Having provided designs for previous Universal monsters Metaluna Mutant and the Creature from the Black Lagoon, costume designer and animator Millicent Patrick was tasked with creating the Mole People. The title character’s appearance was modeled in part after the star-nosed mole, most notably the fleshy set of appendages which ring its snout. These appendages, or “rays,” contain approximately 25,000 minute sensory receptors that allow the functionally blind moles to find and identity food, as well as detect seismic wave vibrations. It’s real-world touches like this that gave Patrick’s creations a life and vitality that endures to this day.
Instead of attempting to replicate a mole’s distinctive velvety pelt, the Mole People were dressed in coarse, “peasant-style” garments. He also lacks any sort of tail. While these cost-saving measures made sense from a business standpoint, they resulted in a product that pales before earlier, more lavishly produced Universal efforts like This Island Earth.
As far as detail goes, the Mole Person is one of the less-impressive Sideshow figures. This has more to do with the monster’s design than any shortcomings on the part of sculptor Oluf W. Hartvigson. At the end of the day, the Mole People were studio extras wearing brown Nehru jackets and monster masks — there’s only so much there to work with. It’s up to the head and hands to do the heavy lifting here, and they acquit themselves nicely.
Further deviating from its real-world origins, the monster has a humanoid hand lacking the extra thumb (the prepollex) moles are known for, making it that much harder to burrow. Hey, it’s their primary form of travel, so every little bit helps!
Despite its plain appearance, the outfit has some nice little flourishes. The tattered fabric on the cuffs is especially nice — it’s subtle, but its presence helps sell the idea of this guy being a worker. I get the sense the race of Sumerian albinos who enslaved the Mole People would sooner throw the whole Mole Person away than replace a ripped outfit — Sumerian albinos are dicks like that.
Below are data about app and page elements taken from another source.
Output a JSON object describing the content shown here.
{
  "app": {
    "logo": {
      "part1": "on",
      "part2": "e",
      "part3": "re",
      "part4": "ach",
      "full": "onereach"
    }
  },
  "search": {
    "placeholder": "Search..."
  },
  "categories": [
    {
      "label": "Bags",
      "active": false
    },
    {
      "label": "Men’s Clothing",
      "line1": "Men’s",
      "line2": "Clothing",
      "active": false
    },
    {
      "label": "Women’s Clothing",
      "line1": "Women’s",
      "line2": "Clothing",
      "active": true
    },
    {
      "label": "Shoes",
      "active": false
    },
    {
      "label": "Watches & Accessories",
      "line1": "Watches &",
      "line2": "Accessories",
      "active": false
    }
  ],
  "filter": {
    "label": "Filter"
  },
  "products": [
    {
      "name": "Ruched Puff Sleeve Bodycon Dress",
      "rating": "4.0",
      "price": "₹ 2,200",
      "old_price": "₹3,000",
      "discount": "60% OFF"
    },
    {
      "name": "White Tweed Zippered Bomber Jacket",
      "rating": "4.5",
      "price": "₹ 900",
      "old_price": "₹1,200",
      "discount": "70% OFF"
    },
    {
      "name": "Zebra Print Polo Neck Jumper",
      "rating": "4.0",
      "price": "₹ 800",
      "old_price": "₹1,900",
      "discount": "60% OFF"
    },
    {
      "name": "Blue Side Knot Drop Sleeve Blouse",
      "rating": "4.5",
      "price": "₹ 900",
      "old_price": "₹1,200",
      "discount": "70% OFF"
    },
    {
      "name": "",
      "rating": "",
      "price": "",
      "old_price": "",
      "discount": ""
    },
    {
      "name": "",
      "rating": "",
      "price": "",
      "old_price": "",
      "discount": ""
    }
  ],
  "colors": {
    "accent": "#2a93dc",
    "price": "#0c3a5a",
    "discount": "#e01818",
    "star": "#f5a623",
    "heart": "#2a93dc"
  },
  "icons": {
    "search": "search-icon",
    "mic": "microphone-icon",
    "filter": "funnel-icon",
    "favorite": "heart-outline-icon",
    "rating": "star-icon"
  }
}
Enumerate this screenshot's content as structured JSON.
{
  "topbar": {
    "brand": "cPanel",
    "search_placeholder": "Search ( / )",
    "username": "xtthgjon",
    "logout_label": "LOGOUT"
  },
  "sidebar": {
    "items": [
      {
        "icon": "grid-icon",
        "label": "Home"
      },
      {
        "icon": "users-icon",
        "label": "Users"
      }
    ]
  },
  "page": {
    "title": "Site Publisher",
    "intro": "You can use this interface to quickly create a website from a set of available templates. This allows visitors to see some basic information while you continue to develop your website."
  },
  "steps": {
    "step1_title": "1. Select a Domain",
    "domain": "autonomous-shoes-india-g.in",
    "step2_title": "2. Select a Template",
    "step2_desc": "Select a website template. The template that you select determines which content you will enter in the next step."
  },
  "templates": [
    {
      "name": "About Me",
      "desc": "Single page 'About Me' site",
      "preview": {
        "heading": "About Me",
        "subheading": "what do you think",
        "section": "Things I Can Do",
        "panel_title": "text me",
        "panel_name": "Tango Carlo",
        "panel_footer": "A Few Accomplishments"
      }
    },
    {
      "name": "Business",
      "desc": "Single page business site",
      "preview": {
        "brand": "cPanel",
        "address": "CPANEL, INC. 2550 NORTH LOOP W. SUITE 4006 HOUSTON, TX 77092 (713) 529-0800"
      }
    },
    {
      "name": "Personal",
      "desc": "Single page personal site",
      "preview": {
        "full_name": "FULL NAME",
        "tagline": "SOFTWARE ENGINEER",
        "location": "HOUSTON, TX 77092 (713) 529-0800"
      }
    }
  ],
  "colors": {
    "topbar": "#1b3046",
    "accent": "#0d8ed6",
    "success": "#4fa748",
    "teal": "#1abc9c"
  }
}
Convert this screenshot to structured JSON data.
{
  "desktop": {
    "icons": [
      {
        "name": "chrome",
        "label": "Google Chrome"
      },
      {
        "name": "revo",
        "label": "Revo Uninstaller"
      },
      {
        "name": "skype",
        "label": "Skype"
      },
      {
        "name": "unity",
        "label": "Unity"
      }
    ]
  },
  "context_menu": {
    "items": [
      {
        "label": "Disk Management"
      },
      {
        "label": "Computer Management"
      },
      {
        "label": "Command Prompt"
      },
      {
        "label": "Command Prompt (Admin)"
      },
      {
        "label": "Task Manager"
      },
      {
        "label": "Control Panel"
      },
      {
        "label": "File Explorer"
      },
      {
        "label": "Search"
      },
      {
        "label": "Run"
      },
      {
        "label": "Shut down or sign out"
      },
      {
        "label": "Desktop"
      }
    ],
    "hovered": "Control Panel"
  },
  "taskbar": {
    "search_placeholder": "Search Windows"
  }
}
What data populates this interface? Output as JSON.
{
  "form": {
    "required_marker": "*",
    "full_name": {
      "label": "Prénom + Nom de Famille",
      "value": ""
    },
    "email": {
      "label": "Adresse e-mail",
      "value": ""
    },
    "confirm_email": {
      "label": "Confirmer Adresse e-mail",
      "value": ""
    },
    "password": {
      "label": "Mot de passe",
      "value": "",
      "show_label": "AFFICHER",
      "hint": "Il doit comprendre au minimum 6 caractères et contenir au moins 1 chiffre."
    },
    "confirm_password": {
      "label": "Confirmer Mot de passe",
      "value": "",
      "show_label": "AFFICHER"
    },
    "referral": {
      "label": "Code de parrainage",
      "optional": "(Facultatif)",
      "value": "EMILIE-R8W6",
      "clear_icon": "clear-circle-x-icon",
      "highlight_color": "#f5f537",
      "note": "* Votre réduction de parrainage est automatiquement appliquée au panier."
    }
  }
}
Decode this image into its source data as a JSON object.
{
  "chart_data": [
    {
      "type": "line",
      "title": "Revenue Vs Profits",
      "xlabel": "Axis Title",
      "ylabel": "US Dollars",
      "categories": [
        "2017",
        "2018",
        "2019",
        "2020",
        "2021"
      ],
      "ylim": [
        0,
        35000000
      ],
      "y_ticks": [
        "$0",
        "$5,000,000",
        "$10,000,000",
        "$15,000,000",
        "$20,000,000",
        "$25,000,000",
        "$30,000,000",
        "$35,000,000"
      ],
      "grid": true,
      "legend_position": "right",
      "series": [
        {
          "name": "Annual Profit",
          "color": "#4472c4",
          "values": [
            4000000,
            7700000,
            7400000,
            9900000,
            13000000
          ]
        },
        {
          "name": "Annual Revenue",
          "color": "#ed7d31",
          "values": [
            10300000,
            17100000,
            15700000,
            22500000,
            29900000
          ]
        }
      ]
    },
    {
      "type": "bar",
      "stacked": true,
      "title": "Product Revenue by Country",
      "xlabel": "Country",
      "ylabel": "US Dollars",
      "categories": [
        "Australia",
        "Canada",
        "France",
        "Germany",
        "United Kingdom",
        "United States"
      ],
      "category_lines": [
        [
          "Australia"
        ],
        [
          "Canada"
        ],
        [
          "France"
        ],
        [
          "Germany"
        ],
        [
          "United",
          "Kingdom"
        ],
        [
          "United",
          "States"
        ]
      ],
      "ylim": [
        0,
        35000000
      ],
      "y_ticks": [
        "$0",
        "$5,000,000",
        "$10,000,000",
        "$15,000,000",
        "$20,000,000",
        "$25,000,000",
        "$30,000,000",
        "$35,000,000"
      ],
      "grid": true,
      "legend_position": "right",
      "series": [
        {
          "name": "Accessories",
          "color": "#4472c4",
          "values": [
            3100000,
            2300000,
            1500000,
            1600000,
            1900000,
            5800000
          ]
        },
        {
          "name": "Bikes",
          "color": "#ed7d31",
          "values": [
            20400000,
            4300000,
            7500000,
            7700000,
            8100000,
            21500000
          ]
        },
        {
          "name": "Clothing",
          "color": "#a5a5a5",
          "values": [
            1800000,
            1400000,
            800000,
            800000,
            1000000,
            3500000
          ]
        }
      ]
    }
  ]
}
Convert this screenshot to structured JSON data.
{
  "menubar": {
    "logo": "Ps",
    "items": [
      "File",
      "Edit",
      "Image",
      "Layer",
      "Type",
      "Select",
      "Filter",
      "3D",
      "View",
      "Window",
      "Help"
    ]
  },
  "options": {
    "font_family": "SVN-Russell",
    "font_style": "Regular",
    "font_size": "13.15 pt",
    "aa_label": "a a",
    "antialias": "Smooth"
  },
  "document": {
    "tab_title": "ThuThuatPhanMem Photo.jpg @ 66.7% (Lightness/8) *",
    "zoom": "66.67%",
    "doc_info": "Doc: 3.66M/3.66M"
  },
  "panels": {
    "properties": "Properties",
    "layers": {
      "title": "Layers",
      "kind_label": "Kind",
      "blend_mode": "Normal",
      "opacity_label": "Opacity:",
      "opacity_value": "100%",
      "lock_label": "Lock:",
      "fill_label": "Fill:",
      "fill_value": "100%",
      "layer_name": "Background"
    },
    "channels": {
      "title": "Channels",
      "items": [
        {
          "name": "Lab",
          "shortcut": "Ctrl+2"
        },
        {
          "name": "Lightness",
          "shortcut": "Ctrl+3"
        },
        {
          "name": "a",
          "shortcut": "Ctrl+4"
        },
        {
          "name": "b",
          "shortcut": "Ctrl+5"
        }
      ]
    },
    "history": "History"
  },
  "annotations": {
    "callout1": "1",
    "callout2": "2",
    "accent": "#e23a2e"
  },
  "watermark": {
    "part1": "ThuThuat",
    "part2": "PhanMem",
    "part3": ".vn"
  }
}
When it comes to the figure’s paintwork, there’s not a whole lot to say. The Mole Person is mostly brown, so everything but the head and hands are cast in that color. There’s a bit of dry-brushing and some overspray to create depth, but the lack of anything but earth tones makes it a muddy experience. The hues used for the skin look natural enough, especially with the addition of a dark wash. Both the hands and the head look more convincing for it, and it sets off the red and yellow of the eyes nicely.
The Mole Person is 8 inches tall and features 11 points of articulation, but not all of it works. You’ll note the edges of the jacket fall over the figure’s hips, which effectively immobilizes any movement there. This, in turn, limits the knee’s already restricted range, making the figure practically a statue from the arms down.
The arms are pinned at the shoulder, with single-jointed elbows and swivel wrists. This allows for some appropriately “mole-like” poses, like digging its way out of the ground or menacing your custom John Agar figure (c’mon, you know you have one).
From an accessories standpoint, the Mole Man came with five mushrooms, a sack to carry ’em in, and a display base with nameplate. Since an accident claimed my figure’s base, here’s an old promo pic to show ya what everything looked like:
Ultimately, the Mole Person is little more than filler in the Universal Monster display. Despite some compelling design elements and an expertly realized sculpt, this figure is still just kind of there. That’s not to say it’s bad, it’s just not as exciting as, say, any other figure from the line. That said, if you love Universal monsters, you’ll want this ugly little critter despite his limitations. After all, someone needs to stand in the back!
Jason R Mink is the Man in the Anthill!